- _YOUR OBJECTIVE_: Your job is to copy the lines from the material that include "title".
════════════════
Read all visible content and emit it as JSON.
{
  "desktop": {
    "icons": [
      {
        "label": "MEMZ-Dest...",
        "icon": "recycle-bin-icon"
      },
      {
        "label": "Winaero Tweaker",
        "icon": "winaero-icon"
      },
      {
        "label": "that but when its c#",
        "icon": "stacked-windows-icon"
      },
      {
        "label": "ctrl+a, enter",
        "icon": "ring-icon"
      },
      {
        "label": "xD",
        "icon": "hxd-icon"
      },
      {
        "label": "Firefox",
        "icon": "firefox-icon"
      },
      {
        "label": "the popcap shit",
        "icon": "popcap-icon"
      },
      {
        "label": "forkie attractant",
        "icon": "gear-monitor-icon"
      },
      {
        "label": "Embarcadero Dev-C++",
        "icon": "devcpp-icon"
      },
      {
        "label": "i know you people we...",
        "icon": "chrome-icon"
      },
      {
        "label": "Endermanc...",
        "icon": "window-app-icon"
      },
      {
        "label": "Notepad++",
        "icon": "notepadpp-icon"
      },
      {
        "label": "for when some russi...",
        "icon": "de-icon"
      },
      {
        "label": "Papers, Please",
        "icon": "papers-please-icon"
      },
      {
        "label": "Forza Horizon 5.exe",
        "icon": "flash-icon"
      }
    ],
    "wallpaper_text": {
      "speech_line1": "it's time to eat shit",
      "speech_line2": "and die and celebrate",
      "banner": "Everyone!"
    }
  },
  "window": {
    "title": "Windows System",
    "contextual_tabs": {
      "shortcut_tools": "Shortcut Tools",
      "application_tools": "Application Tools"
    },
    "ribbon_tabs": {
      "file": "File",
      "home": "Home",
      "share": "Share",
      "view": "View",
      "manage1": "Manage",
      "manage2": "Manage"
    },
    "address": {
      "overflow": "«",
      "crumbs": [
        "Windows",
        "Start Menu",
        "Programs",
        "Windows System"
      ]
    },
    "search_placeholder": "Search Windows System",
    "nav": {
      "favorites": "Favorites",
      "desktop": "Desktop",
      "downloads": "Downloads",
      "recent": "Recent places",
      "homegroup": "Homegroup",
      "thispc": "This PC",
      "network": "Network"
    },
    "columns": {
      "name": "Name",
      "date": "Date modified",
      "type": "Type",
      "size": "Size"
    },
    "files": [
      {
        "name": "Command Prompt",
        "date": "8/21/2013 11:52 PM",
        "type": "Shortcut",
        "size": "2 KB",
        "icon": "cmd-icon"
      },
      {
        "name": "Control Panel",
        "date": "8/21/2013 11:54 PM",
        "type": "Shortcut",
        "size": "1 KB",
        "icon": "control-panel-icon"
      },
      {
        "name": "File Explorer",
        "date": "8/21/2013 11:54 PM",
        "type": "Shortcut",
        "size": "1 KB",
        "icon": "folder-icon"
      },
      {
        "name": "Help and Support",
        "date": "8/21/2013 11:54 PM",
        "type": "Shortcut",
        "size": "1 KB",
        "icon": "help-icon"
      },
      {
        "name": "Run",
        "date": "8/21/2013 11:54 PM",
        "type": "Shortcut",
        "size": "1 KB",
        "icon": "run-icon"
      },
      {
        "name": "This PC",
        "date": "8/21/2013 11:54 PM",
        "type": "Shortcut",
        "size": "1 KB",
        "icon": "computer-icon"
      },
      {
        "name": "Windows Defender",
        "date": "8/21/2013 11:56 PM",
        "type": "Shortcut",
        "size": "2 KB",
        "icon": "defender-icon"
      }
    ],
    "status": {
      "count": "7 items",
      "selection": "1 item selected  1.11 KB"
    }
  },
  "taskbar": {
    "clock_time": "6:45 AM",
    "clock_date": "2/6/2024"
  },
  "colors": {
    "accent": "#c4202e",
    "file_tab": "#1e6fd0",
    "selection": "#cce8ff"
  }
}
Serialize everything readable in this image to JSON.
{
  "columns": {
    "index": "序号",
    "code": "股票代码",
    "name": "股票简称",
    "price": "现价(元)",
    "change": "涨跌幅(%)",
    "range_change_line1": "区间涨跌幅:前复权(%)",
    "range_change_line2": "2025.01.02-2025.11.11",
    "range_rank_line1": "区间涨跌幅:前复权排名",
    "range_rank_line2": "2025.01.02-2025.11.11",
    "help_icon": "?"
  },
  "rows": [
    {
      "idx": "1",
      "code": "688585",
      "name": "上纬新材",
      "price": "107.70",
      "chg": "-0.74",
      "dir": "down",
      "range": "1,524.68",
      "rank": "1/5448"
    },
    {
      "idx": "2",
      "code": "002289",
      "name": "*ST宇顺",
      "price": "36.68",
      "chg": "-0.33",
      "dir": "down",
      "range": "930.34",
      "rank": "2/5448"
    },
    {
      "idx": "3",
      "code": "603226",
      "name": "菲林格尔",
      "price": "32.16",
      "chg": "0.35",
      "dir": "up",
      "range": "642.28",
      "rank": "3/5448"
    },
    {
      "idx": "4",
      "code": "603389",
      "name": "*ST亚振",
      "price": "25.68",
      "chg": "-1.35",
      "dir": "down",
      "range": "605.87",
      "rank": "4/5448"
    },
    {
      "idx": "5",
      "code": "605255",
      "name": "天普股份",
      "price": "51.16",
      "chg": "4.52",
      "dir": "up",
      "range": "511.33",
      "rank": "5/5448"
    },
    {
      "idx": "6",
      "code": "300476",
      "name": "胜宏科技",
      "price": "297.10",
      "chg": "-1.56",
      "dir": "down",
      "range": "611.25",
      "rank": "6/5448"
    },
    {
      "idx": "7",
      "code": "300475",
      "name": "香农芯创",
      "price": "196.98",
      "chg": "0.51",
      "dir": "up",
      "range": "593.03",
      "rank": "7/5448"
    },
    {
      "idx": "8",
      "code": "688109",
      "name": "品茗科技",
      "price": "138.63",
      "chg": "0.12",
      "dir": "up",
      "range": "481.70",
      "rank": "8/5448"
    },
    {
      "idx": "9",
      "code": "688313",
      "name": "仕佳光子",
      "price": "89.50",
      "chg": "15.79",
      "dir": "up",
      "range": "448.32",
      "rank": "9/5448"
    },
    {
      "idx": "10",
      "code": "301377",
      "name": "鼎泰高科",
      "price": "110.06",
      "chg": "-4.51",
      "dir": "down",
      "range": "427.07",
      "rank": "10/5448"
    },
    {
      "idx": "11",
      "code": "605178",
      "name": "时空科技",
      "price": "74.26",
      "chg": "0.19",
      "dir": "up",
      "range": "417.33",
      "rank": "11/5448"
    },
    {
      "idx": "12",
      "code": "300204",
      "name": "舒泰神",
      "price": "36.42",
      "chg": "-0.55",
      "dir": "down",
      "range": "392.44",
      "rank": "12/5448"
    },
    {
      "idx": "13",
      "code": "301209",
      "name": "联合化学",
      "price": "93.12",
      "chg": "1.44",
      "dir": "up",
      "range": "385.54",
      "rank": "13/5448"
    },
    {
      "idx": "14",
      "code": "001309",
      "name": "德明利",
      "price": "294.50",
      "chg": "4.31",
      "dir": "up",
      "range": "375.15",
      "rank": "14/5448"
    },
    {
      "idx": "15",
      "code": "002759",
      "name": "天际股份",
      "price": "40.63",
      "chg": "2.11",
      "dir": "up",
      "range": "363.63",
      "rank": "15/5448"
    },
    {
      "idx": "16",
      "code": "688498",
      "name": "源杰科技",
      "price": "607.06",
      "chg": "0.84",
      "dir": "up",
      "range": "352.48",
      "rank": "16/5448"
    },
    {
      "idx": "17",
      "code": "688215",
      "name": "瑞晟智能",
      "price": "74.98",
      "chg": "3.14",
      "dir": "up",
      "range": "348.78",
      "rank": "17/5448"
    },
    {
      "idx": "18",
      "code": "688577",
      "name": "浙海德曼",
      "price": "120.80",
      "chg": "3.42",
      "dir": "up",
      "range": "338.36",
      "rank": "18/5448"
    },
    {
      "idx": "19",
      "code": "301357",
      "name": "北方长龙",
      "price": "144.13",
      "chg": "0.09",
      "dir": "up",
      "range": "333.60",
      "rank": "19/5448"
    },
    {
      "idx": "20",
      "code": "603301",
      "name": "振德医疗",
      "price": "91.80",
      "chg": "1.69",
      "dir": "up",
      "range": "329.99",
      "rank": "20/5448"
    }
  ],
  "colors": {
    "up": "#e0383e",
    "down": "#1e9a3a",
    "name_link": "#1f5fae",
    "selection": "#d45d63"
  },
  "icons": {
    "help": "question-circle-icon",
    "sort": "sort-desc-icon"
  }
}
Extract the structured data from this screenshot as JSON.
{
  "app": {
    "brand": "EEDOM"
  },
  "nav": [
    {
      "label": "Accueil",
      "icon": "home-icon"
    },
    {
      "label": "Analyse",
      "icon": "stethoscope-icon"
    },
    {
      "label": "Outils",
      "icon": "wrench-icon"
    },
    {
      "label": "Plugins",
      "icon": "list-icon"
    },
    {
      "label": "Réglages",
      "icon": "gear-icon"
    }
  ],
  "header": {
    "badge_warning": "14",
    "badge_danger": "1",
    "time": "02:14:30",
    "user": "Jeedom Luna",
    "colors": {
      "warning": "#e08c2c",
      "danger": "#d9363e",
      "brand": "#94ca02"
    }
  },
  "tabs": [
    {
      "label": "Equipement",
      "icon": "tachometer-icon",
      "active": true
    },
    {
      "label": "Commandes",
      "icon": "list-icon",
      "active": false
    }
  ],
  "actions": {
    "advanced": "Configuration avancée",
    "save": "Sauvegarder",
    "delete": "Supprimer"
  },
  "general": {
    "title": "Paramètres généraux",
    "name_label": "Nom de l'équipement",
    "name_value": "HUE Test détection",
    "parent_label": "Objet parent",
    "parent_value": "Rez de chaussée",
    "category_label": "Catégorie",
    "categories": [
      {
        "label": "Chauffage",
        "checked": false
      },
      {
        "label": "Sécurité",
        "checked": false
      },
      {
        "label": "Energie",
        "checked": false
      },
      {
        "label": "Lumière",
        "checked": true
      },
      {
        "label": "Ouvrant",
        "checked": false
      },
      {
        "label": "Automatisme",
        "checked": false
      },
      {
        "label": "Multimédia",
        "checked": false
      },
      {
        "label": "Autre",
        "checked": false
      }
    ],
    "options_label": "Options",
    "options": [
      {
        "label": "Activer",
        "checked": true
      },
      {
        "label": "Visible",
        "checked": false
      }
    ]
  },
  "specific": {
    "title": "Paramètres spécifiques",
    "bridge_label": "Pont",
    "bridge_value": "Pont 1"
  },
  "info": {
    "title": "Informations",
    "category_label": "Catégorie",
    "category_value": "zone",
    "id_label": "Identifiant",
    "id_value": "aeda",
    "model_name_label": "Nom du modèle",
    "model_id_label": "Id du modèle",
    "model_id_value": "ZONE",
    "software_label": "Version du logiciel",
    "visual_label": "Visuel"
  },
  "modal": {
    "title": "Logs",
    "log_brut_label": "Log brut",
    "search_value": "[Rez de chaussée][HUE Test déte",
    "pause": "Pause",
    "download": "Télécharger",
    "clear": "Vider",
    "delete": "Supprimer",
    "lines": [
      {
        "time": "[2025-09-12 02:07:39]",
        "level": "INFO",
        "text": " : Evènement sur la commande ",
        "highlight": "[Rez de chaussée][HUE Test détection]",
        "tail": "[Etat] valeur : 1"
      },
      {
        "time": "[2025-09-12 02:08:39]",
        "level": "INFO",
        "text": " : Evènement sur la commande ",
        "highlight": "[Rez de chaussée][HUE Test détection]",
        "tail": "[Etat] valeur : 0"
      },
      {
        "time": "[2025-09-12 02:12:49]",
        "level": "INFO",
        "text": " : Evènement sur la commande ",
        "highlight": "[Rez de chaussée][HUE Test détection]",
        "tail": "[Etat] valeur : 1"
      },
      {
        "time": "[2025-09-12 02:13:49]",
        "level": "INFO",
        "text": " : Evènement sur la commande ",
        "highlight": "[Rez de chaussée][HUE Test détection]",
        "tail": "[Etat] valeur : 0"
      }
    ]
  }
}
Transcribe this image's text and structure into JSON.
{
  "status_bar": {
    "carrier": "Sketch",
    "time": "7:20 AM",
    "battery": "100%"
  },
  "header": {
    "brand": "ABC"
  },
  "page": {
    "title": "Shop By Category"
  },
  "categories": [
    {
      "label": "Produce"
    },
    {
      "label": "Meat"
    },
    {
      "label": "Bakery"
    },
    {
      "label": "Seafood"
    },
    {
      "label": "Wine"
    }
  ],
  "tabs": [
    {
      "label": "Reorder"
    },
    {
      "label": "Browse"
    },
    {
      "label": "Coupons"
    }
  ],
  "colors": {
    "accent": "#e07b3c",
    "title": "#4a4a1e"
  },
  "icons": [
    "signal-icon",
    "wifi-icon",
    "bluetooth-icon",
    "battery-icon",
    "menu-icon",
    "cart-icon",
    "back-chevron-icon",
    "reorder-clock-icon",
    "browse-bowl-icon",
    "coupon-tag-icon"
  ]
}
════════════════
- _EXERCISE RESULT_:
    "title": "Windows System",
    "title": "Paramètres généraux",
    "title": "Paramètres spécifiques",
    "title": "Informations",
    "title": "Logs",
    "title": "Shop By Category"
    "title": "#4a4a1e"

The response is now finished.